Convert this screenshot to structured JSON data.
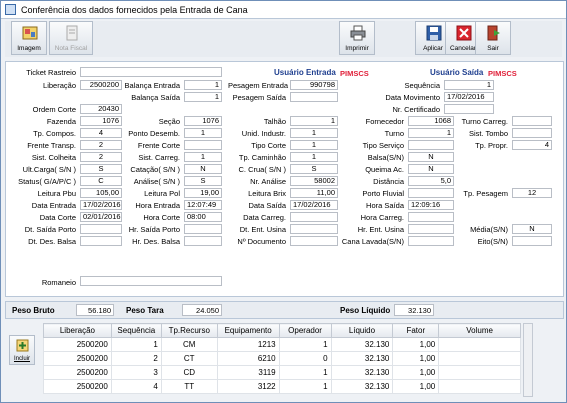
{
  "window": {
    "title": "Conferência dos dados fornecidos pela Entrada de Cana"
  },
  "toolbar": {
    "imagem": "Imagem",
    "nota_fiscal": "Nota Fiscal",
    "imprimir": "Imprimir",
    "aplicar": "Aplicar",
    "cancelar": "Cancelar",
    "sair": "Sair"
  },
  "headers": {
    "usuario_entrada": "Usuário Entrada",
    "usuario_entrada_value": "PIMSCS",
    "usuario_saida": "Usuário Saída",
    "usuario_saida_value": "PIMSCS"
  },
  "fields": {
    "ticket_rastreio": {
      "label": "Ticket Rastreio",
      "value": ""
    },
    "liberacao": {
      "label": "Liberação",
      "value": "2500200"
    },
    "balanca_entrada": {
      "label": "Balança Entrada",
      "value": "1"
    },
    "pesagem_entrada": {
      "label": "Pesagem Entrada",
      "value": "990798"
    },
    "sequencia": {
      "label": "Sequência",
      "value": "1"
    },
    "balanca_saida": {
      "label": "Balança Saída",
      "value": "1"
    },
    "pesagem_saida": {
      "label": "Pesagem Saída",
      "value": ""
    },
    "data_movimento": {
      "label": "Data Movimento",
      "value": "17/02/2016"
    },
    "ordem_corte": {
      "label": "Ordem Corte",
      "value": "20430"
    },
    "nr_certificado": {
      "label": "Nr. Certificado",
      "value": ""
    },
    "fazenda": {
      "label": "Fazenda",
      "value": "1076"
    },
    "secao": {
      "label": "Seção",
      "value": "1076"
    },
    "talhao": {
      "label": "Talhão",
      "value": "1"
    },
    "fornecedor": {
      "label": "Fornecedor",
      "value": "1068"
    },
    "turno_carreg": {
      "label": "Turno Carreg.",
      "value": ""
    },
    "tp_compos": {
      "label": "Tp. Compos.",
      "value": "4"
    },
    "ponto_desemb": {
      "label": "Ponto Desemb.",
      "value": "1"
    },
    "unid_industr": {
      "label": "Unid. Industr.",
      "value": "1"
    },
    "turno": {
      "label": "Turno",
      "value": "1"
    },
    "sist_tombo": {
      "label": "Sist. Tombo",
      "value": ""
    },
    "frente_transp": {
      "label": "Frente Transp.",
      "value": "2"
    },
    "frente_corte": {
      "label": "Frente Corte",
      "value": ""
    },
    "tipo_corte": {
      "label": "Tipo Corte",
      "value": "1"
    },
    "tipo_servico": {
      "label": "Tipo Serviço",
      "value": ""
    },
    "tp_propr": {
      "label": "Tp. Propr.",
      "value": "4"
    },
    "sist_colheita": {
      "label": "Sist. Colheita",
      "value": "2"
    },
    "sist_carreg": {
      "label": "Sist. Carreg.",
      "value": "1"
    },
    "tp_caminhao": {
      "label": "Tp. Caminhão",
      "value": "1"
    },
    "balsa": {
      "label": "Balsa(S/N)",
      "value": "N"
    },
    "ult_carga": {
      "label": "Ult.Carga( S/N )",
      "value": "S"
    },
    "catacao": {
      "label": "Catação( S/N )",
      "value": "N"
    },
    "c_crua": {
      "label": "C. Crua( S/N )",
      "value": "S"
    },
    "queima_ac": {
      "label": "Queima Ac.",
      "value": "N"
    },
    "status": {
      "label": "Status( G/A/P/C )",
      "value": "C"
    },
    "analise": {
      "label": "Análise( S/N )",
      "value": "S"
    },
    "nr_analise": {
      "label": "Nr. Análise",
      "value": "58002"
    },
    "distancia": {
      "label": "Distância",
      "value": "5,0"
    },
    "leitura_pbu": {
      "label": "Leitura Pbu",
      "value": "105,00"
    },
    "leitura_pol": {
      "label": "Leitura Pol",
      "value": "19,00"
    },
    "leitura_brix": {
      "label": "Leitura Brix",
      "value": "11,00"
    },
    "porto_fluvial": {
      "label": "Porto Fluvial",
      "value": ""
    },
    "tp_pesagem": {
      "label": "Tp. Pesagem",
      "value": "12"
    },
    "data_entrada": {
      "label": "Data Entrada",
      "value": "17/02/2016"
    },
    "hora_entrada": {
      "label": "Hora Entrada",
      "value": "12:07:49"
    },
    "data_saida": {
      "label": "Data Saída",
      "value": "17/02/2016"
    },
    "hora_saida": {
      "label": "Hora Saída",
      "value": "12:09:16"
    },
    "data_corte": {
      "label": "Data Corte",
      "value": "02/01/2016"
    },
    "hora_corte": {
      "label": "Hora Corte",
      "value": "08:00"
    },
    "data_carreg": {
      "label": "Data Carreg.",
      "value": ""
    },
    "hora_carreg": {
      "label": "Hora Carreg.",
      "value": ""
    },
    "dt_saida_porto": {
      "label": "Dt. Saída Porto",
      "value": ""
    },
    "hr_saida_porto": {
      "label": "Hr. Saída Porto",
      "value": ""
    },
    "dt_ent_usina": {
      "label": "Dt. Ent. Usina",
      "value": ""
    },
    "hr_ent_usina": {
      "label": "Hr. Ent. Usina",
      "value": ""
    },
    "media": {
      "label": "Média(S/N)",
      "value": "N"
    },
    "dt_des_balsa": {
      "label": "Dt. Des. Balsa",
      "value": ""
    },
    "hr_des_balsa": {
      "label": "Hr. Des. Balsa",
      "value": ""
    },
    "n_documento": {
      "label": "Nº Documento",
      "value": ""
    },
    "cana_lavada": {
      "label": "Cana Lavada(S/N)",
      "value": ""
    },
    "eito": {
      "label": "Eito(S/N)",
      "value": ""
    },
    "romaneio": {
      "label": "Romaneio",
      "value": ""
    }
  },
  "totals": {
    "peso_bruto_label": "Peso Bruto",
    "peso_bruto": "56.180",
    "peso_tara_label": "Peso Tara",
    "peso_tara": "24.050",
    "peso_liquido_label": "Peso Líquido",
    "peso_liquido": "32.130"
  },
  "incluir": "Incluir",
  "grid": {
    "columns": [
      "Liberação",
      "Sequência",
      "Tp.Recurso",
      "Equipamento",
      "Operador",
      "Líquido",
      "Fator",
      "Volume"
    ],
    "rows": [
      [
        "2500200",
        "1",
        "CM",
        "1213",
        "1",
        "32.130",
        "1,00",
        ""
      ],
      [
        "2500200",
        "2",
        "CT",
        "6210",
        "0",
        "32.130",
        "1,00",
        ""
      ],
      [
        "2500200",
        "3",
        "CD",
        "3119",
        "1",
        "32.130",
        "1,00",
        ""
      ],
      [
        "2500200",
        "4",
        "TT",
        "3122",
        "1",
        "32.130",
        "1,00",
        ""
      ]
    ]
  },
  "colors": {
    "title_blue": "#1f3f8f",
    "user_red": "#e0203a",
    "border": "#b9c7d8"
  }
}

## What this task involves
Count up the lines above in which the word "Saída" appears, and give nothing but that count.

## Problem solution
7